GOAL OF THE EXERCISE –
Exact repetition of the data is the whole task.

Page and application data records
______________________________

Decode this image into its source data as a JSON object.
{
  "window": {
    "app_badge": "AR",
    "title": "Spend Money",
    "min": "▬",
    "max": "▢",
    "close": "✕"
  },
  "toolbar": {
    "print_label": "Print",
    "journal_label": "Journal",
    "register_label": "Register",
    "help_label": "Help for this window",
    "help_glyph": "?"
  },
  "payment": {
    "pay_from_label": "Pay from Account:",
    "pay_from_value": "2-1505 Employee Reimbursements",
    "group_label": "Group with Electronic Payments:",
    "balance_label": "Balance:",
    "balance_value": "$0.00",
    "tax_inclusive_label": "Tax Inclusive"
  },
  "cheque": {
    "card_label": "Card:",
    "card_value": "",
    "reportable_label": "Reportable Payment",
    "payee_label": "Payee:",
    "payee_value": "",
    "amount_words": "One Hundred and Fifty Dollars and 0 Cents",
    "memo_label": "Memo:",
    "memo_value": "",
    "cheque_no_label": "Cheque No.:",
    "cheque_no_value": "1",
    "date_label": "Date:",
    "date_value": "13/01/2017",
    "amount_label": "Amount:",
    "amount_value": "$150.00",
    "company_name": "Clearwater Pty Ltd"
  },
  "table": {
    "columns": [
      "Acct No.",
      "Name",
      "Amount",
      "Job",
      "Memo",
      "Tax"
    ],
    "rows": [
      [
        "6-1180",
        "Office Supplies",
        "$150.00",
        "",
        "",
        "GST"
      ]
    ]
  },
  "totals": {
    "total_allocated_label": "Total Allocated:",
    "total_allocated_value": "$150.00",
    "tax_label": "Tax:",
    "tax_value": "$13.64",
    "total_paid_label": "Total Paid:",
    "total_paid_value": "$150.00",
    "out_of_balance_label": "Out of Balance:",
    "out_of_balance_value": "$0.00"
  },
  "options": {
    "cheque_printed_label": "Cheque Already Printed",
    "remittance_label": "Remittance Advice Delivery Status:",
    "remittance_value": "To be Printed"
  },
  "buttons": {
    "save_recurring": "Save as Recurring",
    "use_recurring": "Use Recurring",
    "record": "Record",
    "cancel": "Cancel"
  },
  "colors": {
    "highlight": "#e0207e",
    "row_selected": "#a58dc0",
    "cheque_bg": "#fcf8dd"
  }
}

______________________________

RESPONSE TO THE TASK –
Decode this image into its source data as a JSON object.
{
  "window": {
    "app_badge": "AR",
    "title": "Spend Money",
    "min": "▬",
    "max": "▢",
    "close": "✕"
  },
  "toolbar": {
    "print_label": "Print",
    "journal_label": "Journal",
    "register_label": "Register",
    "help_label": "Help for this window",
    "help_glyph": "?"
  },
  "payment": {
    "pay_from_label": "Pay from Account:",
    "pay_from_value": "2-1505 Employee Reimbursements",
    "group_label": "Group with Electronic Payments:",
    "balance_label": "Balance:",
    "balance_value": "$0.00",
    "tax_inclusive_label": "Tax Inclusive"
  },
  "cheque": {
    "card_label": "Card:",
    "card_value": "",
    "reportable_label": "Reportable Payment",
    "payee_label": "Payee:",
    "payee_value": "",
    "amount_words": "One Hundred and Fifty Dollars and 0 Cents",
    "memo_label": "Memo:",
    "memo_value": "",
    "cheque_no_label": "Cheque No.:",
    "cheque_no_value": "1",
    "date_label": "Date:",
    "date_value": "13/01/2017",
    "amount_label": "Amount:",
    "amount_value": "$150.00",
    "company_name": "Clearwater Pty Ltd"
  },
  "table": {
    "columns": [
      "Acct No.",
      "Name",
      "Amount",
      "Job",
      "Memo",
      "Tax"
    ],
    "rows": [
      [
        "6-1180",
        "Office Supplies",
        "$150.00",
        "",
        "",
        "GST"
      ]
    ]
  },
  "totals": {
    "total_allocated_label": "Total Allocated:",
    "total_allocated_value": "$150.00",
    "tax_label": "Tax:",
    "tax_value": "$13.64",
    "total_paid_label": "Total Paid:",
    "total_paid_value": "$150.00",
    "out_of_balance_label": "Out of Balance:",
    "out_of_balance_value": "$0.00"
  },
  "options": {
    "cheque_printed_label": "Cheque Already Printed",
    "remittance_label": "Remittance Advice Delivery Status:",
    "remittance_value": "To be Printed"
  },
  "buttons": {
    "save_recurring": "Save as Recurring",
    "use_recurring": "Use Recurring",
    "record": "Record",
    "cancel": "Cancel"
  },
  "colors": {
    "highlight": "#e0207e",
    "row_selected": "#a58dc0",
    "cheque_bg": "#fcf8dd"
  }
}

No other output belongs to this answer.